Since rail will run on electricity, it eventually will use "green power" as our society transitions from fossil fuel to renewable forms of electricity generation -- wind, solar, municipal waste, ocean thermal energy conversion and perhaps others. Rail will reduce pollution and be a natural market for renewable energy.
I'm a paid consultant to the city, something rail critics love to "expose" in commenting on your Web site. Citizens can decide for themselves which is more relevant -- these three issues that deserve their careful consideration or my status.
Voting rights aren't automatic for military

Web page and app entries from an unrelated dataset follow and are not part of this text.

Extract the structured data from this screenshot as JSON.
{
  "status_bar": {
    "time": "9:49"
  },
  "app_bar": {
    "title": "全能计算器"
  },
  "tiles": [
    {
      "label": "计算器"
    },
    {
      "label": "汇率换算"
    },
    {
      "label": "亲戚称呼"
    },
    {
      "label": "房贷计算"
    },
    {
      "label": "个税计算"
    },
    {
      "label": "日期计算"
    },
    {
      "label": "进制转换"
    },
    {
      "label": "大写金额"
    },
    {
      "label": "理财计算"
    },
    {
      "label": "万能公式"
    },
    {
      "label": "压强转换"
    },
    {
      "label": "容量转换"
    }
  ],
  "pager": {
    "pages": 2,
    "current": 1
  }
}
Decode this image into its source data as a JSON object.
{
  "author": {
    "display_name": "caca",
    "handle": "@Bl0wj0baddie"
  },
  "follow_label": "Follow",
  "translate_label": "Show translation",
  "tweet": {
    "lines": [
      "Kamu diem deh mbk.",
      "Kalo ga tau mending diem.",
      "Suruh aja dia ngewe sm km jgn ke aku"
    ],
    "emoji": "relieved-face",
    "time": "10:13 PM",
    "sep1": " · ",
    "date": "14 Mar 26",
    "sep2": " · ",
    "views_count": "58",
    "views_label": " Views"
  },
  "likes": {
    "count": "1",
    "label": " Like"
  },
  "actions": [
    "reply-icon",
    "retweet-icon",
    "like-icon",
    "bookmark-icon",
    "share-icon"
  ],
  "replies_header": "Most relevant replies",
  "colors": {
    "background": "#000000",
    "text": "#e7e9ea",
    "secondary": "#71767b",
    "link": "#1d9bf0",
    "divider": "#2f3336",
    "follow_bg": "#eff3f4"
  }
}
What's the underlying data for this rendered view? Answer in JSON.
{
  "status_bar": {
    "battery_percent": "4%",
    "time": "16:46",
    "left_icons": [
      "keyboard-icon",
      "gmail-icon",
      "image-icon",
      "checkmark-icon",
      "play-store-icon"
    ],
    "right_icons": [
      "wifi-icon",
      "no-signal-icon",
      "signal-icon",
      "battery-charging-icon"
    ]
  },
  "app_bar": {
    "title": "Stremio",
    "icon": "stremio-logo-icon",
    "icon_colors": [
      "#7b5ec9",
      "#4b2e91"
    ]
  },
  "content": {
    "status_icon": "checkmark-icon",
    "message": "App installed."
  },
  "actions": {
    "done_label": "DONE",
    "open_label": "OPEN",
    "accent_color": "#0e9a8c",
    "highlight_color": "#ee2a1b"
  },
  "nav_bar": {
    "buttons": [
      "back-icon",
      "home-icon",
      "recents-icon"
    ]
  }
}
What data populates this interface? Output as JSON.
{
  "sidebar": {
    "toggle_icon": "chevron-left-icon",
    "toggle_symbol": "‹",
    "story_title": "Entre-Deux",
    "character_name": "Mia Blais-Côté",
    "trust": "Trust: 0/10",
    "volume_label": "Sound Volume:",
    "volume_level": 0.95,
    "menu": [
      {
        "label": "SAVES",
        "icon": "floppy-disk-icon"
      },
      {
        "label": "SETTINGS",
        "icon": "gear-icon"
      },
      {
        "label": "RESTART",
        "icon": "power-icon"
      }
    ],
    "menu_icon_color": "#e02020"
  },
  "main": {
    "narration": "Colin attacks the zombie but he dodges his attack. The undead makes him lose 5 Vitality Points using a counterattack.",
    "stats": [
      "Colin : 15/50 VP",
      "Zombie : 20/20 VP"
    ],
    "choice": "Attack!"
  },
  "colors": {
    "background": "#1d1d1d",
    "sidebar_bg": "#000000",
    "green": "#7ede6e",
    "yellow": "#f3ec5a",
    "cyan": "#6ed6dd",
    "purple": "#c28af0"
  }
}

There is a general misconception that active military stationed in Hawaii, their spouses or dependents of voting age are eligible to vote in our elections. This misconception is because our Office of Elections is doing a poor job of educating the public about the eligibility requirements of voting in this state, has no effective enforcement of the eligibility laws, plus it has virtually no safeguards in place to prevent ineligible voters from voting in this state.
The eligibility requirement that active military stationed in Hawaii do not meet is that they are not legal residents of the state. According to the Hawaii Revised Statutes, no member of the armed forces of the United States, the member's spouse or the member's dependent is a resident of the state solely by reason of being stationed in the state.
They of course could exercise their right to vote in their respective home states.
Silent majority will be heard at ballot box
In our constitutional democracy, voices large and small have the right to speak. That is our way. So it is good that they be allowed to stand on corners, shout and scream on soap boxes, picket our public halls, wave angry placards, clothe their agendas and their candidates with hype, smoke, bells and whistles, and boo those they disagree with. That is our way. These voices are the loudest and receive the most print.
At times, to the many whose voices have long been mute, the world has gone insane. There will be a day when the majority will step into the voting booths and end their long and uneasy silence with a thunderous scream. That is also our way. It behooves our leaders to hear all voices, those that are loud and those that are silent, and to always remember that that is the way it is.
Nelson S.W. Chang
Olympics show need for universal language
As I watched the Olympics on television last week and individual interviews of the winners from different countries, I have come to the conclusion that a universal language is appropriate and most convenient if we are to engage in competition such as the Olympics. My suggestion is that it be the English language. Many proud countries will protest, I'm sure, such as France, Germany, Spain, Russia and China, to name the obvious countries.
Approximately 60 percent of the athletes around the world now speak or understand English, according to the sports interviews I have heard. It might be a slow process; however, if the obstinate politicians can agree to such an idea, it should be brought up at the United Nations.
BOE members have priorities backwards
Thank you for exposing the Department of Education's financial carelessness through the organization of your paper on Aug. 8. After reading your side-by-side articles, I was appalled.
The first article outlined Gov. Linda Lingle's demands to the Board of Education for specific numbers on expenses for a trip taken in June. The BOE sent 651 individuals to Disney World Resort on Hawaii taxpayer money. The total estimated expense for this mass vacation was in excess of $1 million. That article ran right above a second article talking about the DOE's proposed budget cutbacks. Among the cutback victims was junior varsity sports, budgeted at $1 million per year. This hit home for me. Like many other former student-athletes, JV was as good as it got for me, but it allowed me to continue playing soccer, kept me in shape, productive and out of trouble during after-school hours.
After reading the two articles back to back, I couldn't believe that taxpayer money budgeted for the benefit of our children might leave our youngsters without JV sports (among other things) while 651 individuals got to have fun in the Florida sun with Mickey Mouse!
Ronald K. Orr